Emily Harris died in Nelson on 5 August 1925, aged eighty-eight.

page 101

The illustrations

As others have noted, Emily Harris's paintings vary considerably in quality and style. The lithographs in New Zealand Flowers, New Zealand Berries and New Zealand Ferns are very well composed and accurate. In the hand-coloured versions the colouring, though rather subdued, is reasonably true to life. However, these lack fine details of, for example, leaf venation and flower structure. The books lack a text except for the scientific and Maori or popular names of each plant and a sentence or two about the plant and its distribution. This information is printed below each illustration. New Zealand Berries should have been titled New Zealand Fruits, for several of the fruits illustrated are not, strictly speaking, berries.

Some of the watercolours in the Alexander Turnbull collection are fine works of art, rather than good examples of scientific botanical illustration. Janet Paul, well-known art historian, (in Women in New Zealand Society, edited by Phillida Bunkle and Beryl Hughes, published by George Allen & Unwin, 1980) described the watercolours as "poetic realisations which try to evoke the essence of a particular plant in a way more akin to a Chinese brush drawing than to the precise elegance of the French botanical engravings".

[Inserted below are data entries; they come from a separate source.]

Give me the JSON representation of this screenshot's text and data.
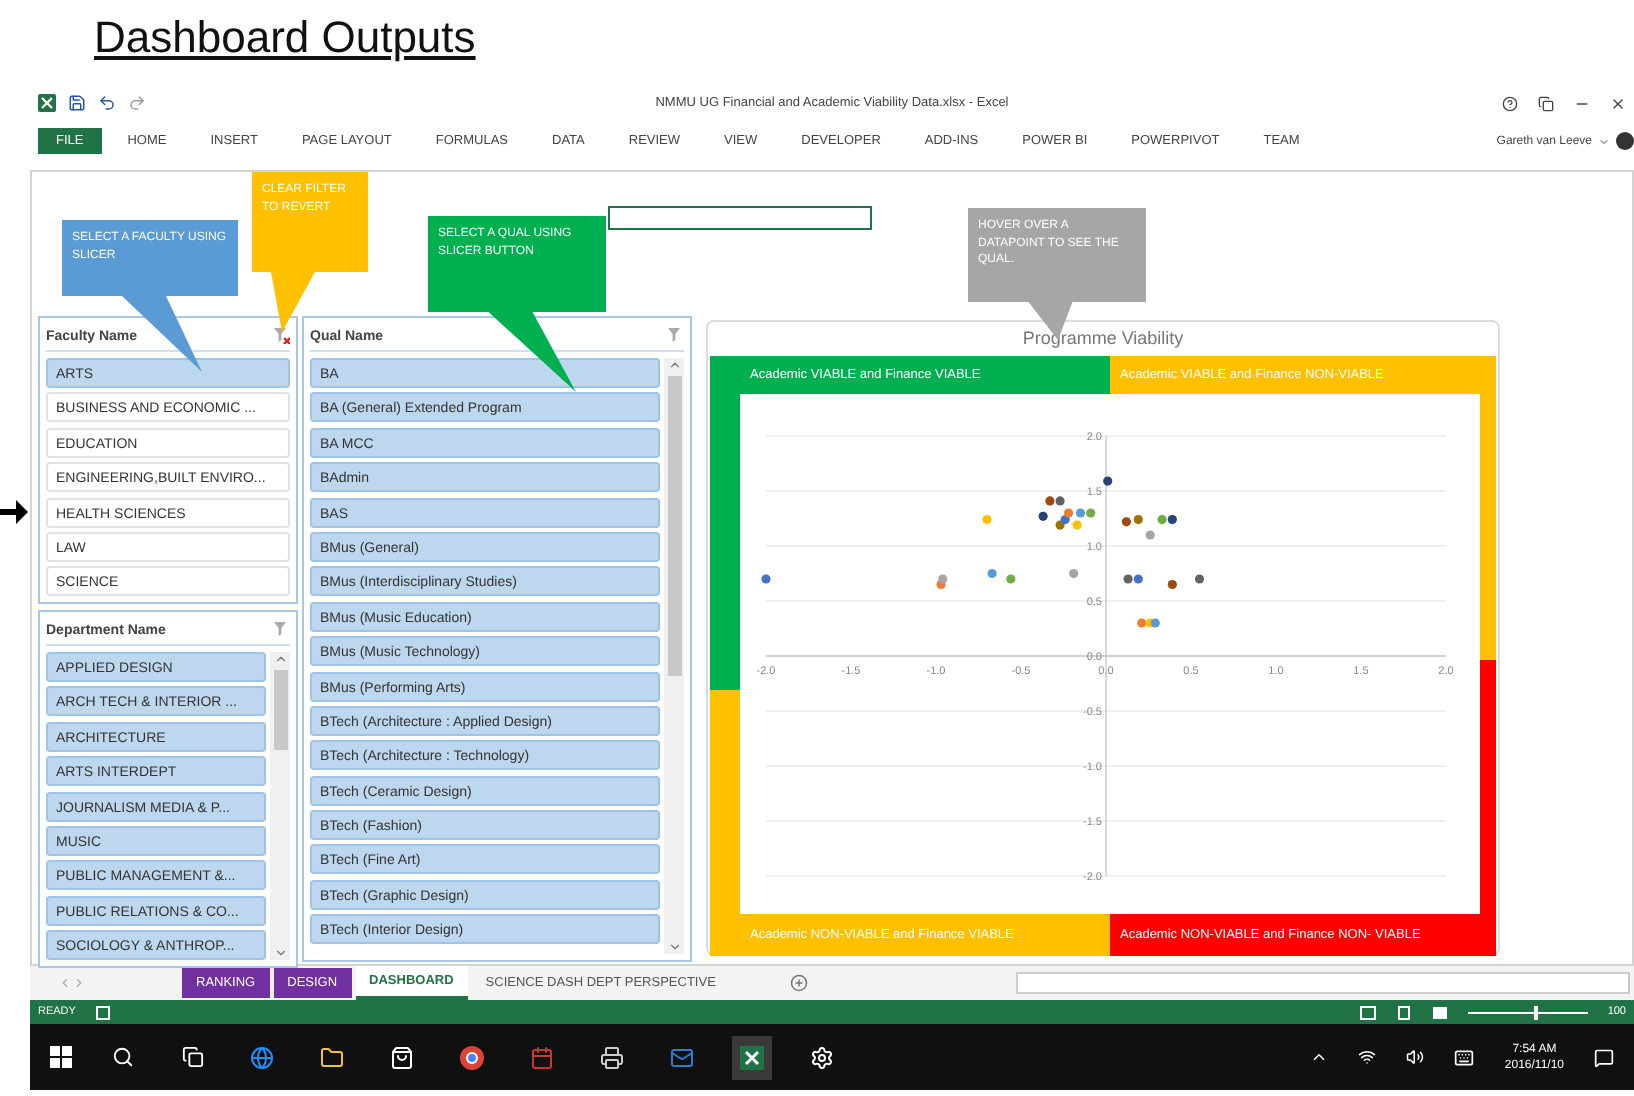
{
  "slide_title": "Dashboard Outputs",
  "window": {
    "title": "NMMU UG Financial and Academic Viability Data.xlsx - Excel",
    "user": "Gareth van Leeve"
  },
  "ribbon_tabs": [
    {
      "label": "FILE",
      "selected": true
    },
    {
      "label": "HOME",
      "selected": false
    },
    {
      "label": "INSERT",
      "selected": false
    },
    {
      "label": "PAGE LAYOUT",
      "selected": false
    },
    {
      "label": "FORMULAS",
      "selected": false
    },
    {
      "label": "DATA",
      "selected": false
    },
    {
      "label": "REVIEW",
      "selected": false
    },
    {
      "label": "VIEW",
      "selected": false
    },
    {
      "label": "DEVELOPER",
      "selected": false
    },
    {
      "label": "ADD-INS",
      "selected": false
    },
    {
      "label": "POWER BI",
      "selected": false
    },
    {
      "label": "POWERPIVOT",
      "selected": false
    },
    {
      "label": "TEAM",
      "selected": false
    }
  ],
  "callouts": [
    {
      "text": "SELECT A FACULTY USING SLICER",
      "color": "#5b9bd5"
    },
    {
      "text": "CLEAR FILTER TO REVERT",
      "color": "#ffc000"
    },
    {
      "text": "SELECT A QUAL USING SLICER BUTTON",
      "color": "#00b050"
    },
    {
      "text": "HOVER OVER A DATAPOINT TO SEE THE QUAL.",
      "color": "#a6a6a6"
    }
  ],
  "slicers": [
    {
      "title": "Faculty Name",
      "filtered": true,
      "scrollable": false,
      "items": [
        {
          "label": "ARTS",
          "selected": true
        },
        {
          "label": "BUSINESS AND ECONOMIC ...",
          "selected": false
        },
        {
          "label": "EDUCATION",
          "selected": false
        },
        {
          "label": "ENGINEERING,BUILT ENVIRO...",
          "selected": false
        },
        {
          "label": "HEALTH SCIENCES",
          "selected": false
        },
        {
          "label": "LAW",
          "selected": false
        },
        {
          "label": "SCIENCE",
          "selected": false
        }
      ]
    },
    {
      "title": "Department Name",
      "filtered": false,
      "scrollable": true,
      "items": [
        {
          "label": "APPLIED DESIGN",
          "selected": true
        },
        {
          "label": "ARCH TECH & INTERIOR ...",
          "selected": true
        },
        {
          "label": "ARCHITECTURE",
          "selected": true
        },
        {
          "label": "ARTS INTERDEPT",
          "selected": true
        },
        {
          "label": "JOURNALISM MEDIA & P...",
          "selected": true
        },
        {
          "label": "MUSIC",
          "selected": true
        },
        {
          "label": "PUBLIC MANAGEMENT &...",
          "selected": true
        },
        {
          "label": "PUBLIC RELATIONS & CO...",
          "selected": true
        },
        {
          "label": "SOCIOLOGY & ANTHROP...",
          "selected": true
        }
      ]
    },
    {
      "title": "Qual Name",
      "filtered": false,
      "scrollable": true,
      "items": [
        {
          "label": "BA",
          "selected": true
        },
        {
          "label": "BA (General) Extended Program",
          "selected": true
        },
        {
          "label": "BA MCC",
          "selected": true
        },
        {
          "label": "BAdmin",
          "selected": true
        },
        {
          "label": "BAS",
          "selected": true
        },
        {
          "label": "BMus (General)",
          "selected": true
        },
        {
          "label": "BMus (Interdisciplinary Studies)",
          "selected": true
        },
        {
          "label": "BMus (Music Education)",
          "selected": true
        },
        {
          "label": "BMus (Music Technology)",
          "selected": true
        },
        {
          "label": "BMus (Performing Arts)",
          "selected": true
        },
        {
          "label": "BTech (Architecture : Applied Design)",
          "selected": true
        },
        {
          "label": "BTech (Architecture : Technology)",
          "selected": true
        },
        {
          "label": "BTech (Ceramic Design)",
          "selected": true
        },
        {
          "label": "BTech (Fashion)",
          "selected": true
        },
        {
          "label": "BTech (Fine Art)",
          "selected": true
        },
        {
          "label": "BTech (Graphic Design)",
          "selected": true
        },
        {
          "label": "BTech (Interior Design)",
          "selected": true
        }
      ]
    }
  ],
  "chart": {
    "quadrants": [
      {
        "label": "Academic VIABLE and Finance VIABLE",
        "color": "#00b050"
      },
      {
        "label": "Academic VIABLE and Finance NON-VIABLE",
        "color": "#ffc000"
      },
      {
        "label": "Academic NON-VIABLE and Finance VIABLE",
        "color": "#ffc000"
      },
      {
        "label": "Academic NON-VIABLE and Finance NON- VIABLE",
        "color": "#ff0000"
      }
    ],
    "chart_data": {
      "type": "scatter",
      "title": "Programme Viability",
      "x": [
        -2.0,
        -0.97,
        -0.96,
        -0.7,
        -0.67,
        -0.56,
        -0.37,
        -0.33,
        -0.27,
        -0.27,
        -0.24,
        -0.22,
        -0.19,
        -0.17,
        -0.15,
        -0.09,
        0.01,
        0.12,
        0.13,
        0.19,
        0.19,
        0.21,
        0.26,
        0.26,
        0.29,
        0.33,
        0.39,
        0.39,
        0.55
      ],
      "series": [
        {
          "values": [
            0.7,
            0.65,
            0.7,
            1.24,
            0.75,
            0.7,
            1.27,
            1.41,
            1.41,
            1.19,
            1.24,
            1.3,
            0.75,
            1.19,
            1.3,
            1.3,
            1.59,
            1.22,
            0.7,
            1.24,
            0.7,
            0.3,
            1.1,
            0.3,
            0.3,
            1.24,
            1.24,
            0.65,
            0.7
          ]
        }
      ],
      "xlim": [
        -2,
        2
      ],
      "ylim": [
        -2,
        2
      ],
      "grid": true,
      "xticks": [
        {
          "value": -2,
          "label": "-2.0"
        },
        {
          "value": -1.5,
          "label": "-1.5"
        },
        {
          "value": -1,
          "label": "-1.0"
        },
        {
          "value": -0.5,
          "label": "-0.5"
        },
        {
          "value": 0,
          "label": "0.0"
        },
        {
          "value": 0.5,
          "label": "0.5"
        },
        {
          "value": 1,
          "label": "1.0"
        },
        {
          "value": 1.5,
          "label": "1.5"
        },
        {
          "value": 2,
          "label": "2.0"
        }
      ],
      "yticks": [
        {
          "value": -2,
          "label": "-2.0"
        },
        {
          "value": -1.5,
          "label": "-1.5"
        },
        {
          "value": -1,
          "label": "-1.0"
        },
        {
          "value": -0.5,
          "label": "-0.5"
        },
        {
          "value": 0,
          "label": "0.0"
        },
        {
          "value": 0.5,
          "label": "0.5"
        },
        {
          "value": 1,
          "label": "1.0"
        },
        {
          "value": 1.5,
          "label": "1.5"
        },
        {
          "value": 2,
          "label": "2.0"
        }
      ]
    }
  },
  "sheet_tabs": [
    {
      "label": "RANKING",
      "selected": false,
      "color": "#7030a0"
    },
    {
      "label": "DESIGN",
      "selected": false,
      "color": "#7030a0"
    },
    {
      "label": "DASHBOARD",
      "selected": true
    },
    {
      "label": "SCIENCE DASH DEPT PERSPECTIVE",
      "selected": false
    }
  ],
  "status": {
    "text": "READY",
    "zoom": "100",
    "zoom_slider": {
      "level": 0.57
    }
  },
  "taskbar": {
    "time": "7:54 AM",
    "date": "2016/11/10"
  }
}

The pen, ink and watercolour originals for the unpublished New Zealand Mountain Flora (PLATES 33 and 34) are superb examples of botanical illustration. They are quite finely detailed, especially the creeping lawyer (Plate 34), and vividly and accurately coloured. The plants are shown in their environments, and this represents an advance on most of the botanical illustrations of predecessors and contemporaries. It may be that in some instances, where the plants seem to fit "uneasily" into their background, that Emily Harris did not see them in their natural habitat. In such cases the background seems to have been painted from a photograph. The twenty-nine illustrations (which include a frontispiece) are on paper about 25 x 31 centimetres and are watercolours with outlines in Indian ink. Each illustration is accompanied by a brief text, giving some details of the plants and their distribution. As was fashionable in the Victorian age, some plants are the subject of "delightfully awful" poems, written by the artist. Thus the edelweiss (Plate 33):

Enwrapped in garments soft and warm,
As robes of eider down,
And velvet capes, all starred with gold,
Serve for a royal crown.

Straight to the skies their upward gaze,
Unchecked, unblenched they turn,
As if to reach some loftier plane,
These gentle flowerets yearn.